**WORK ORDER:** Wherever a line in the records below contains "this", copy that line.

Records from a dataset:
==========
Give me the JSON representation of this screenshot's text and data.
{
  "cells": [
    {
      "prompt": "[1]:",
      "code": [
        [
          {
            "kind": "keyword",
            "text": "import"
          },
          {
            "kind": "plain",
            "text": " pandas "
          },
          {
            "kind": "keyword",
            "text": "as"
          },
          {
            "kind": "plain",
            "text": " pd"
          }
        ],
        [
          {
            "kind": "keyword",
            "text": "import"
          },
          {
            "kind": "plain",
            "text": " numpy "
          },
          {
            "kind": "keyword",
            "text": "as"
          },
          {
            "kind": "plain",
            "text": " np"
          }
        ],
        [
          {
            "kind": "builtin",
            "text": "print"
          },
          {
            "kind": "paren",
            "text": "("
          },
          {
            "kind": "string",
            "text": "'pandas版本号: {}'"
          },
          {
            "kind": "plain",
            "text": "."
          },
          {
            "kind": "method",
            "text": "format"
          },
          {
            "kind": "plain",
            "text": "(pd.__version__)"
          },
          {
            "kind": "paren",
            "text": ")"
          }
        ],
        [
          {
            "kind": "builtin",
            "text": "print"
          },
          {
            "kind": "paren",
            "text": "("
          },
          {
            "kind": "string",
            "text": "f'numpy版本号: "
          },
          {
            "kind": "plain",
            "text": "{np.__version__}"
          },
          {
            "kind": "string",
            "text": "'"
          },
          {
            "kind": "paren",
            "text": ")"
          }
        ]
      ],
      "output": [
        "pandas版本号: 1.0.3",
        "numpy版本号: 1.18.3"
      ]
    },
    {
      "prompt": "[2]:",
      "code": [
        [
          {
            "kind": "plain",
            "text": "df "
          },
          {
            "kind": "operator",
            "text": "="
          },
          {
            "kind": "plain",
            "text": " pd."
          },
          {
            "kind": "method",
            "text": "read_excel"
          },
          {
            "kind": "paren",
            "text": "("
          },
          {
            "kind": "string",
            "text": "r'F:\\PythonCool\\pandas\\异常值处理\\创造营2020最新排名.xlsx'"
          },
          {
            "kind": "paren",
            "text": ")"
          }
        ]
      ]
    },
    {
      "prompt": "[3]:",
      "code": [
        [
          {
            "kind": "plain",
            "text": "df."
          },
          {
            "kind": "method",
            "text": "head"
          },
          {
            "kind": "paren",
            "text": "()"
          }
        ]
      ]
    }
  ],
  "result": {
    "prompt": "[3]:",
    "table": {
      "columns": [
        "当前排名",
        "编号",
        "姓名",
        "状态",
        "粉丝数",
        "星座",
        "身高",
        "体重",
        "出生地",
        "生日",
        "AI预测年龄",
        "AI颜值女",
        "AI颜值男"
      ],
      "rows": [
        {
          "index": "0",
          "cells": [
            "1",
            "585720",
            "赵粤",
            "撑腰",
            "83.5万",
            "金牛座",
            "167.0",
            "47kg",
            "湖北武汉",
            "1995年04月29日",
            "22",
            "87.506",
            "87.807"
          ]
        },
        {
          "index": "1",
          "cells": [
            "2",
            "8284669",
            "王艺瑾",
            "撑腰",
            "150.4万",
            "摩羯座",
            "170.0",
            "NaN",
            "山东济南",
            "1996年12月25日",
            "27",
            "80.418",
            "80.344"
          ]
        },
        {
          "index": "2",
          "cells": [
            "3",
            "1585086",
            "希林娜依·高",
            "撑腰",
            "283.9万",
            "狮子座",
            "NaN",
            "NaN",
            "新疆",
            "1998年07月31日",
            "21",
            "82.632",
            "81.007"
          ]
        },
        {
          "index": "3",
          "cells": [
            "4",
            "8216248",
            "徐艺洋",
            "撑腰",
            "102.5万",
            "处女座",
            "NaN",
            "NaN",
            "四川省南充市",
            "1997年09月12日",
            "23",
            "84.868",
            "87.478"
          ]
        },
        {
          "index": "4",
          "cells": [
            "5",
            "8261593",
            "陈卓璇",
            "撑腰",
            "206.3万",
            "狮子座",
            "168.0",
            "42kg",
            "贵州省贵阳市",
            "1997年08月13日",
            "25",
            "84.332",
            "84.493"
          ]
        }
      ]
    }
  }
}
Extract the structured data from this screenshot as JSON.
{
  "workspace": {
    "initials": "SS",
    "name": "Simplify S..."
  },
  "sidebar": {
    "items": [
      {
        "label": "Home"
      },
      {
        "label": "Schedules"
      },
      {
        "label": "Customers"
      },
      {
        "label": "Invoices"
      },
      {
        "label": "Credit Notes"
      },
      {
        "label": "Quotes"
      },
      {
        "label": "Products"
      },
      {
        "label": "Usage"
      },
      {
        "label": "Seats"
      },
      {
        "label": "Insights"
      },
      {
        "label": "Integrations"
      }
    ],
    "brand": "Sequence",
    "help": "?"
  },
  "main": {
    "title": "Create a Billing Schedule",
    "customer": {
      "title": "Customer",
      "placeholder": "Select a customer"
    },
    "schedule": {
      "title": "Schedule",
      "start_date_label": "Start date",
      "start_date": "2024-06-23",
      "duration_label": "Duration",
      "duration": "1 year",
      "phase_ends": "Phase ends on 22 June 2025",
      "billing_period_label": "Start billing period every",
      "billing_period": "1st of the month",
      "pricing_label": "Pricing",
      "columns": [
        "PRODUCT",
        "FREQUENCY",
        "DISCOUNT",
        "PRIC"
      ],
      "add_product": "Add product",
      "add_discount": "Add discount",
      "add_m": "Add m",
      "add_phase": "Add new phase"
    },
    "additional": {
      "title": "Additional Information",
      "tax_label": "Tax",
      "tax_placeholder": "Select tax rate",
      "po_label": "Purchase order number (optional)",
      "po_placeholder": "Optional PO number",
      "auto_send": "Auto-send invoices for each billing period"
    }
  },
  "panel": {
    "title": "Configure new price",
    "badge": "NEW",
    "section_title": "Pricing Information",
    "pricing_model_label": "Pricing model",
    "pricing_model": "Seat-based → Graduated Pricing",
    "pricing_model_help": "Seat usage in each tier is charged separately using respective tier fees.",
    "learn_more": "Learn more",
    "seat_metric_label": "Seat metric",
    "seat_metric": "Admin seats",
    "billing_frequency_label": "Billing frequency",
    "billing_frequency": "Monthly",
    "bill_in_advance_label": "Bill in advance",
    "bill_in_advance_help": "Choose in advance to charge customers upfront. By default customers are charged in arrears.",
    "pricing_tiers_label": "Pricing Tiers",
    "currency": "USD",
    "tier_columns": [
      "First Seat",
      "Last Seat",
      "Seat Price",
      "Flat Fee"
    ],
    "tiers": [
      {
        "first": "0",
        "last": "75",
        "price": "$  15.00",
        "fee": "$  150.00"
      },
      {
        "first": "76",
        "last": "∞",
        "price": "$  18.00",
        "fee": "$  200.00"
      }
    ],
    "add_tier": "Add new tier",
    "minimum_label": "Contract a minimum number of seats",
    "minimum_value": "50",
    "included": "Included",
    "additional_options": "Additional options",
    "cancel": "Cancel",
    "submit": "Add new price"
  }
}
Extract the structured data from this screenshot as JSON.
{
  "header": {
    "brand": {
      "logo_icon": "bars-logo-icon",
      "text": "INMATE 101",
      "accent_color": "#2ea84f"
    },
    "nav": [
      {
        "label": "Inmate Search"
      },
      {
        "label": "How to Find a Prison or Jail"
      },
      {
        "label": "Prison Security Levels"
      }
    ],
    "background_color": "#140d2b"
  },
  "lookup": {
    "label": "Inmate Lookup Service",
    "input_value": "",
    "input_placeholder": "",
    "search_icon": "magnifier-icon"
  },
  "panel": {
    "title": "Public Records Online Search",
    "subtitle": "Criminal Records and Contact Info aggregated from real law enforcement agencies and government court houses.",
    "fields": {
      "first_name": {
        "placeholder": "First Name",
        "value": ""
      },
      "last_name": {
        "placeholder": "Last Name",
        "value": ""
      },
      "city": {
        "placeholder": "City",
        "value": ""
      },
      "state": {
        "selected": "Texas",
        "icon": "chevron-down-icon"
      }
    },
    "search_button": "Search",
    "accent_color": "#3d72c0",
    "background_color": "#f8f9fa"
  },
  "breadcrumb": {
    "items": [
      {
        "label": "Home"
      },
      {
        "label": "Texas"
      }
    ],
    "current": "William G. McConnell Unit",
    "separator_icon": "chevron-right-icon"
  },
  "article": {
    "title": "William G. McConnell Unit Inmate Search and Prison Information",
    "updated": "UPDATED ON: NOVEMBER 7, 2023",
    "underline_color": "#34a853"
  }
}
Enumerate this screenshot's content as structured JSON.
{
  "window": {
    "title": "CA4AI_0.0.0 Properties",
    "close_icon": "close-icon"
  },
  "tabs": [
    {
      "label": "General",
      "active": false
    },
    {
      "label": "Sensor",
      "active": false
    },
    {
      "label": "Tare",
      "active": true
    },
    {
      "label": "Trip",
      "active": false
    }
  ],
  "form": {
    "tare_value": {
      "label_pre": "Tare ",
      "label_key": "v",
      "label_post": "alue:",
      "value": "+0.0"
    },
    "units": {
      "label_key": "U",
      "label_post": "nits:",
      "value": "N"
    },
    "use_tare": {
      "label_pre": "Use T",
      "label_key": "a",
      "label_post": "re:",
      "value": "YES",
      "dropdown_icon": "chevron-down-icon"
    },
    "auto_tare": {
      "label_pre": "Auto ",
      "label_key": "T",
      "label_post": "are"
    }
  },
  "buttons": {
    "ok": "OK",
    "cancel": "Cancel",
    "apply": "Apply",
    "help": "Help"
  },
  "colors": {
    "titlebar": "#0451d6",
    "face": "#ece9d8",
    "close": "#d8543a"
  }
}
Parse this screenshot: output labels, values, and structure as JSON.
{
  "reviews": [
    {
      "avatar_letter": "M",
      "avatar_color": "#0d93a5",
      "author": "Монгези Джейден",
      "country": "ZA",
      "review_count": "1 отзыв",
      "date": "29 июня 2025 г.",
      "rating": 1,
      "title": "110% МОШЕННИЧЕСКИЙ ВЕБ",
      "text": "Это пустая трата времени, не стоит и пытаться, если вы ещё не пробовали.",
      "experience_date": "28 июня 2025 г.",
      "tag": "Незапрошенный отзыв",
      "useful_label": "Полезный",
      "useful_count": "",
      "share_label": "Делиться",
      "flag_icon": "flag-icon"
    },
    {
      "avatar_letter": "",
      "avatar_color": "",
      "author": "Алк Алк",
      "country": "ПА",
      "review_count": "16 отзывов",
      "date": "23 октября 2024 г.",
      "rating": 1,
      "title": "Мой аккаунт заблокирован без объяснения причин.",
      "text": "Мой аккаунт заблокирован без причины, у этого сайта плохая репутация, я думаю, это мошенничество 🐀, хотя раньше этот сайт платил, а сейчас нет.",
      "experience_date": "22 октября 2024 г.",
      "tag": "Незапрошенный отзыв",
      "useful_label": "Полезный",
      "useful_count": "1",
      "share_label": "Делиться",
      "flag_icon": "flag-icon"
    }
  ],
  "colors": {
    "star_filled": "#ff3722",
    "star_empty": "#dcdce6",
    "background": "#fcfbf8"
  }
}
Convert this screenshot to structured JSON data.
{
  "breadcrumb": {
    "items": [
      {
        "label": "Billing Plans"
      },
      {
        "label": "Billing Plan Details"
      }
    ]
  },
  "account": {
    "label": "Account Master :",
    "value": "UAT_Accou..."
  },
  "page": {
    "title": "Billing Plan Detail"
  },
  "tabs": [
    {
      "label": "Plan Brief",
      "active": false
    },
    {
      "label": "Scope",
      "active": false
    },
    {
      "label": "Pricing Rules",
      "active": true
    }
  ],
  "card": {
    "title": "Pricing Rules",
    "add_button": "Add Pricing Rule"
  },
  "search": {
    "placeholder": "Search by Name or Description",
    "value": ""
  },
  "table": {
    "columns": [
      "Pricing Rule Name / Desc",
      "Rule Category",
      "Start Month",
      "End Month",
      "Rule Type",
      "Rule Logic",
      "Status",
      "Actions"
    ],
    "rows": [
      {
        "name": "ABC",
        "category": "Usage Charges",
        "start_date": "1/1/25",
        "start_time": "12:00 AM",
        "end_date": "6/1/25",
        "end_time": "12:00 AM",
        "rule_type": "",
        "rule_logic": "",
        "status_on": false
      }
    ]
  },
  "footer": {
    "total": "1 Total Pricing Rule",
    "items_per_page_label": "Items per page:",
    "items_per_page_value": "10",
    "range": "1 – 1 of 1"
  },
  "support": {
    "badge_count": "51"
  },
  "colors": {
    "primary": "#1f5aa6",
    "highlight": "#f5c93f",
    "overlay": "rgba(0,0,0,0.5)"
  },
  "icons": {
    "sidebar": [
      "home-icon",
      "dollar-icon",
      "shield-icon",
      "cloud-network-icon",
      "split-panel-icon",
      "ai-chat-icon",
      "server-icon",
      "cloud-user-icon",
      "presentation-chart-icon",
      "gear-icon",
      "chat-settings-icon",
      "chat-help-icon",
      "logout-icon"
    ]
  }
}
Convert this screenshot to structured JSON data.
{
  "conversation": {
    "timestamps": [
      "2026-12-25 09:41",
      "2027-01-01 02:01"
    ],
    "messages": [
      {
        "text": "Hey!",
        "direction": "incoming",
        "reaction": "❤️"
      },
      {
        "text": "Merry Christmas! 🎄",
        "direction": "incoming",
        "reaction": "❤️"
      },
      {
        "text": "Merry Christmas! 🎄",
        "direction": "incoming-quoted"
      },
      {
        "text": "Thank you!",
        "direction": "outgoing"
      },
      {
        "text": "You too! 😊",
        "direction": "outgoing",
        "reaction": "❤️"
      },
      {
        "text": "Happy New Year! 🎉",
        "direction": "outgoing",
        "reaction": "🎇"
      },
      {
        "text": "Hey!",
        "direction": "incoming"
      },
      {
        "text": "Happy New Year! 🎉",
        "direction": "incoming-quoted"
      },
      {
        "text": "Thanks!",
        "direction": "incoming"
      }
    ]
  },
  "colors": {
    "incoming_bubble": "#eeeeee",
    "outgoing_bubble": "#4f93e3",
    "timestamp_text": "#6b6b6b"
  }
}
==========
**YOUR SOLUTION:**
Give me the JSON representation of this screenshot's text and data.
Extract the structured data from this screenshot as JSON.
Extract the structured data from this screenshot as JSON.
Enumerate this screenshot's content as structured JSON.
Parse this screenshot: output labels, values, and structure as JSON.
Convert this screenshot to structured JSON data.
Convert this screenshot to structured JSON data.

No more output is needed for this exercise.